This is a guest post from Carlton Reid, executive editor of and the editor of, who commissioned and helped designed the great new Bike Hub app which uses our routing! Following on from his first guest post, he writes about version 2.0 of the BikeHub satnav & bikeshop-finder iPhone app.

I'm a Mac addict so am conflicted when I here use a phrase popularised by Microsoft but it's true, I do eat my own dogfood.

I use the product I made. Or, more accurately, the product I commissioned. The Bike Hub app was coded by Tinderhouse of Kent and is given away free on iTunes thanks to the UK bicycle industry's levy, Bike Hub.

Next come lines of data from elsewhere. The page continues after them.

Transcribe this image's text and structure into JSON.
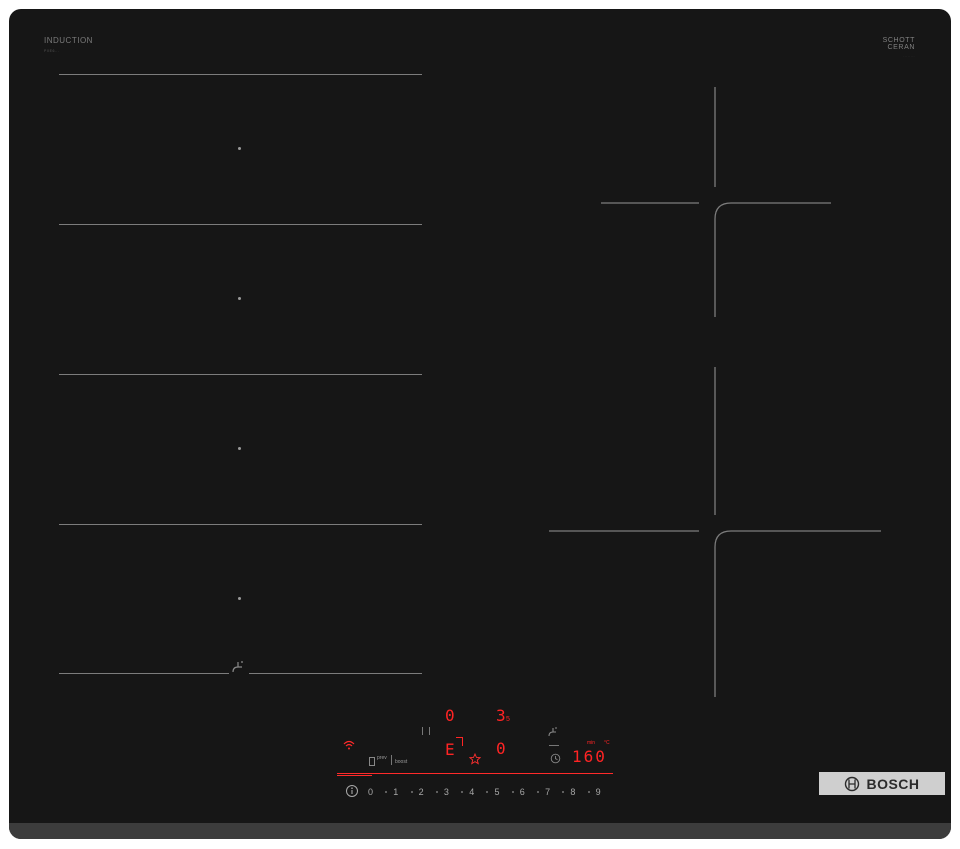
{
  "hob": {
    "label_induction": "INDUCTION",
    "label_model": "PXE6...",
    "schott_line1": "SCHOTT",
    "schott_line2": "CERAN",
    "schott_line3": "........"
  },
  "display": {
    "zone_left_top": "0",
    "zone_right_top": "3",
    "zone_right_top_sub": "5",
    "zone_left_bottom": "E",
    "zone_right_bottom": "0",
    "temperature": "160",
    "label_boost": "boost",
    "label_prev": "prev",
    "label_c": "°C",
    "label_min": "min"
  },
  "power_scale": [
    "0",
    "1",
    "2",
    "3",
    "4",
    "5",
    "6",
    "7",
    "8",
    "9"
  ],
  "brand": {
    "name": "BOSCH"
  },
  "colors": {
    "glass": "#161616",
    "display_red": "#ff2424",
    "badge": "#cfcfcf"
  }
}
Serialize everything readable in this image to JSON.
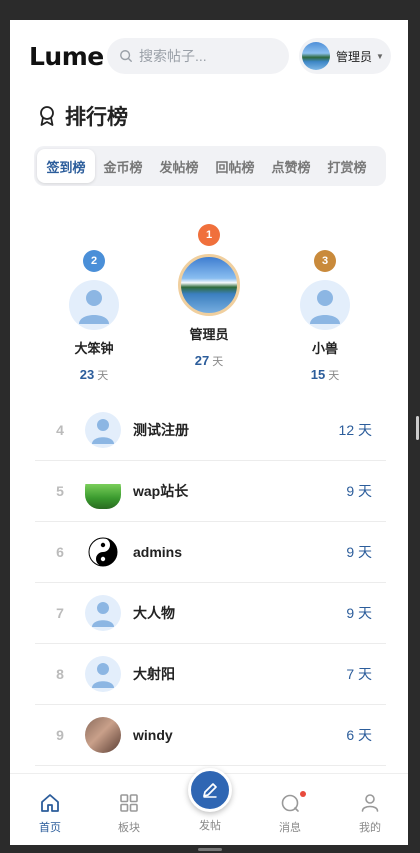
{
  "app": {
    "logo": "Lume"
  },
  "search": {
    "placeholder": "搜索帖子..."
  },
  "user": {
    "name": "管理员"
  },
  "page": {
    "title": "排行榜"
  },
  "tabs": [
    {
      "label": "签到榜",
      "active": true
    },
    {
      "label": "金币榜"
    },
    {
      "label": "发帖榜"
    },
    {
      "label": "回帖榜"
    },
    {
      "label": "点赞榜"
    },
    {
      "label": "打赏榜"
    }
  ],
  "podium": {
    "first": {
      "rank": "1",
      "name": "管理员",
      "value": "27",
      "unit": "天"
    },
    "second": {
      "rank": "2",
      "name": "大笨钟",
      "value": "23",
      "unit": "天"
    },
    "third": {
      "rank": "3",
      "name": "小兽",
      "value": "15",
      "unit": "天"
    }
  },
  "list": [
    {
      "rank": "4",
      "name": "测试注册",
      "days": "12 天",
      "avatar": "default-avatar"
    },
    {
      "rank": "5",
      "name": "wap站长",
      "days": "9 天",
      "avatar": "tree-avatar"
    },
    {
      "rank": "6",
      "name": "admins",
      "days": "9 天",
      "avatar": "yinyang-avatar"
    },
    {
      "rank": "7",
      "name": "大人物",
      "days": "9 天",
      "avatar": "default-avatar"
    },
    {
      "rank": "8",
      "name": "大射阳",
      "days": "7 天",
      "avatar": "default-avatar"
    },
    {
      "rank": "9",
      "name": "windy",
      "days": "6 天",
      "avatar": "photo-avatar"
    }
  ],
  "nav": {
    "home": "首页",
    "boards": "板块",
    "post": "发帖",
    "messages": "消息",
    "mine": "我的"
  },
  "colors": {
    "accent": "#2c5d9b",
    "rank1": "#f0703c",
    "rank2": "#4a8fd8",
    "rank3": "#c98a3b",
    "fab": "#2f66b3",
    "notify_dot": "#e84a3c"
  }
}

The app started life as a journey planner (and bike shop finder) but Version 2.0 turned it into a turn-by-turn satnav, with voice directions and vibration alerts.

It's all well and good me using the app in my home town of Newcastle but that's no real test, that's merely fun. The real test was to use it in a place I'm unfamiliar with. Earlier this week I was in Coventry with my folding bike, researching the hidden history of late 19th Century cyclists and their role in creating better roads.

I had to get from out in the sticks through to the University of Warwick and then from there to a car showroom in Coventry before finally reaching the train station.

There's no handlebar holder for the iPhone 4 (yet, there's one due from Dahon any day now) so I was going to have to rely on the voice and vibrate alerts. With an earbud in one ear I could listen to the synthetic voice, and still be aware of noises around me.

On roads, this worked fine. The satnav voice directed me to take lots of turns so I could stay away from Coventry's murderous dual carriageways. But when it came to being directed on bike paths, I had to stop and use visual guidance from the 3D map. When the app told me to go 'straight on' in my ear, I could see from the map that what it meant was divert to the cycle path. When cycle paths are well marked this system worked well but in Coventry town centre there are quite a few cycle underpasses to navigate and without looking at the 3D map I would have been flummoxed by using voice alone: there were too many un-named cut-throughs to navigate. Roads all have names; Sustrans' National Cycle Routes are listed by NCN#; but short cuts are denoted merely by 'link to'. Without a map to look at (and even with a map to look at) finding your way from a road via the app's 'link to' message can be confusing.

But when it works well, the satnav functionality works brilliantly. I was guided through short-cuts on the car-strangled campus of the University of Warwick and, once into Coventry, guided on Sustrans NCN routes, including bike bridges over nasty looking dual carriageways. Appropriately, I was guided past the statue of James Starley, one of the founding fathers of the UK bicycle industry, uncle of JK Starley, the designer of the Rover Safety bicycle, direct forerunner to the modern bicycle.

This status isn't listed on OpenStreetMap. I shall add it.

2 thoughts to “Guest post: Satnavving through the snow

Leave a comment